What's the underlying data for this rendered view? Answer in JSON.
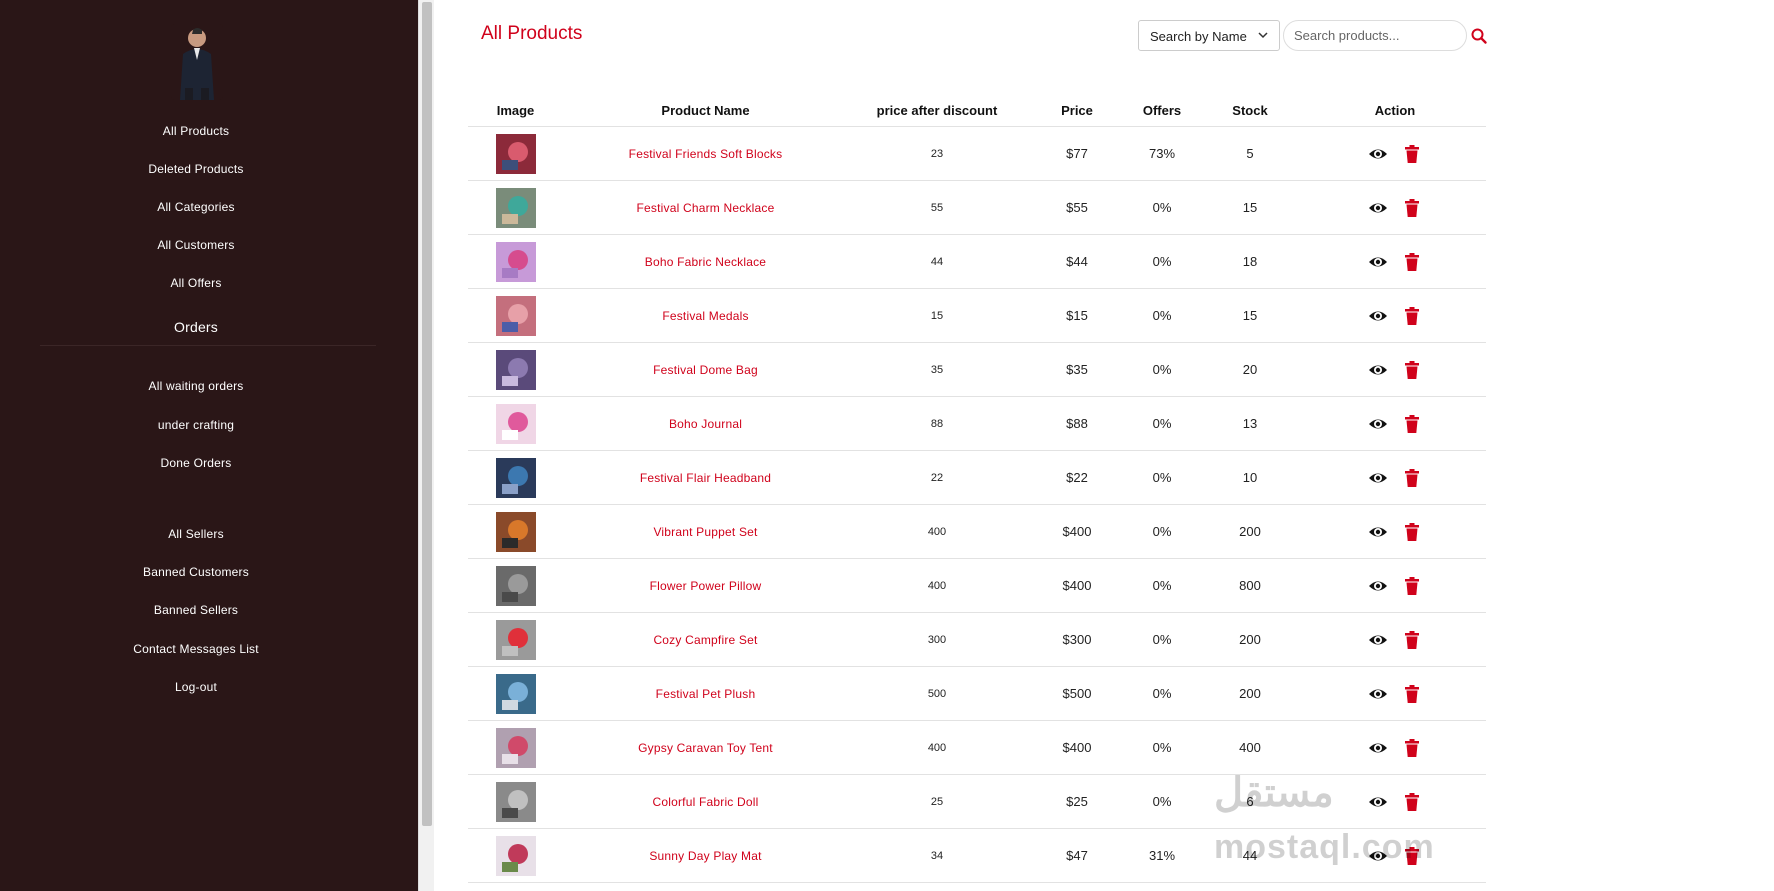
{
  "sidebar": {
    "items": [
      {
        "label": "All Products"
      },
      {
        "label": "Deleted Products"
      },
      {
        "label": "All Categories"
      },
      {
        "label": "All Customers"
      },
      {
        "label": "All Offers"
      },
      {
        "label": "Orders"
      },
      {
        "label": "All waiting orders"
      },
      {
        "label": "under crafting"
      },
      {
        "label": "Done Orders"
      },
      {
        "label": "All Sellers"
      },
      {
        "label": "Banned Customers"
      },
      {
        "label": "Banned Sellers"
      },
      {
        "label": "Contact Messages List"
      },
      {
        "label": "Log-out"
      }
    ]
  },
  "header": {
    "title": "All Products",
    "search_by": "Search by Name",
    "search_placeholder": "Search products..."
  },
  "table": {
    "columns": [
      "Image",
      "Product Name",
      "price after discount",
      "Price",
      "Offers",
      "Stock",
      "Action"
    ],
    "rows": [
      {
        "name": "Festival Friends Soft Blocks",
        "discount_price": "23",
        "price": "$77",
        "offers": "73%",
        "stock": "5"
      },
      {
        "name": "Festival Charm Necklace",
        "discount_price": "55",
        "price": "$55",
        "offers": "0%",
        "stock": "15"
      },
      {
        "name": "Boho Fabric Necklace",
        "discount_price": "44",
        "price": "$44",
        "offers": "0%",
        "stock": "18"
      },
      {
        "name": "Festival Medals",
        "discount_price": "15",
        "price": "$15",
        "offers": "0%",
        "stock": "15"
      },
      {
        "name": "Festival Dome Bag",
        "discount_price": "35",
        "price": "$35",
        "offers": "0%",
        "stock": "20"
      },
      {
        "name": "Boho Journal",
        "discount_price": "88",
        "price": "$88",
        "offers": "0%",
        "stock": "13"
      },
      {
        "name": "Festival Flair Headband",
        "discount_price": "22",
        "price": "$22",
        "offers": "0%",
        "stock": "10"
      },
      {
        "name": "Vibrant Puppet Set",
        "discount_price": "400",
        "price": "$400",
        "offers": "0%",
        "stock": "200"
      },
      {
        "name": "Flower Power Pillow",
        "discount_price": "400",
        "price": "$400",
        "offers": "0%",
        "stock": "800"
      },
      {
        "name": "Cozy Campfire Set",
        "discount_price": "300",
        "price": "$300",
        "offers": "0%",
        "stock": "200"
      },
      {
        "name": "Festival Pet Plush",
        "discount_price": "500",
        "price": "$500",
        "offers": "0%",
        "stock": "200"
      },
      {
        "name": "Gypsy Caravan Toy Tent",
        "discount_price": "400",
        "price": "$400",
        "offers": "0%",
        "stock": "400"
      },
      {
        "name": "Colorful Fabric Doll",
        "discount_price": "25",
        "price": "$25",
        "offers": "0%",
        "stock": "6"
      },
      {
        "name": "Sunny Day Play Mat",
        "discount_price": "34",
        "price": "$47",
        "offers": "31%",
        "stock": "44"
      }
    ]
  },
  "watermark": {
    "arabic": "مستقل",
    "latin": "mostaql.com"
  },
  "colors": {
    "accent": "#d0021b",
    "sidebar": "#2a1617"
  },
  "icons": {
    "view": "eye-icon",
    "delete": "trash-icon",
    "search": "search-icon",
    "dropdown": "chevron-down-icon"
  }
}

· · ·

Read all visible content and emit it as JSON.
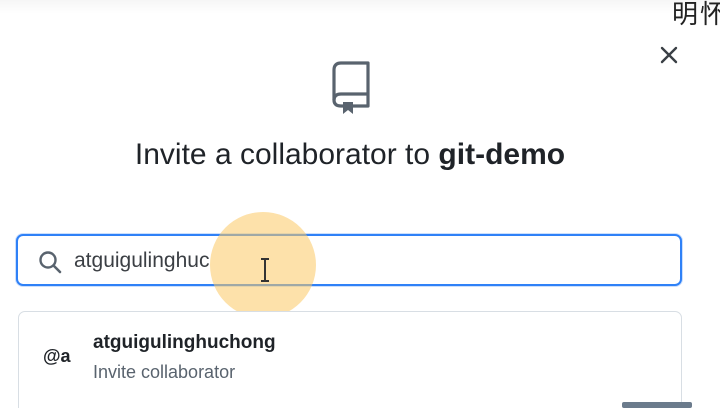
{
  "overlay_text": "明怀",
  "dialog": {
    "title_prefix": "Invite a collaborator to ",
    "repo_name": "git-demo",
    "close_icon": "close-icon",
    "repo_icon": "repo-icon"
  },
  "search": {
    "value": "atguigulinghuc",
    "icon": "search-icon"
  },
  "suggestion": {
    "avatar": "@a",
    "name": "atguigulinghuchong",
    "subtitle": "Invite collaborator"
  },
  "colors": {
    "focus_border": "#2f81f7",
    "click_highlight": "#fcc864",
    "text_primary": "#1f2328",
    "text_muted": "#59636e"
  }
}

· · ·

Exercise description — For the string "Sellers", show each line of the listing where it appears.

Your solution —
        "label": "All Sellers"
        "label": "Banned Sellers"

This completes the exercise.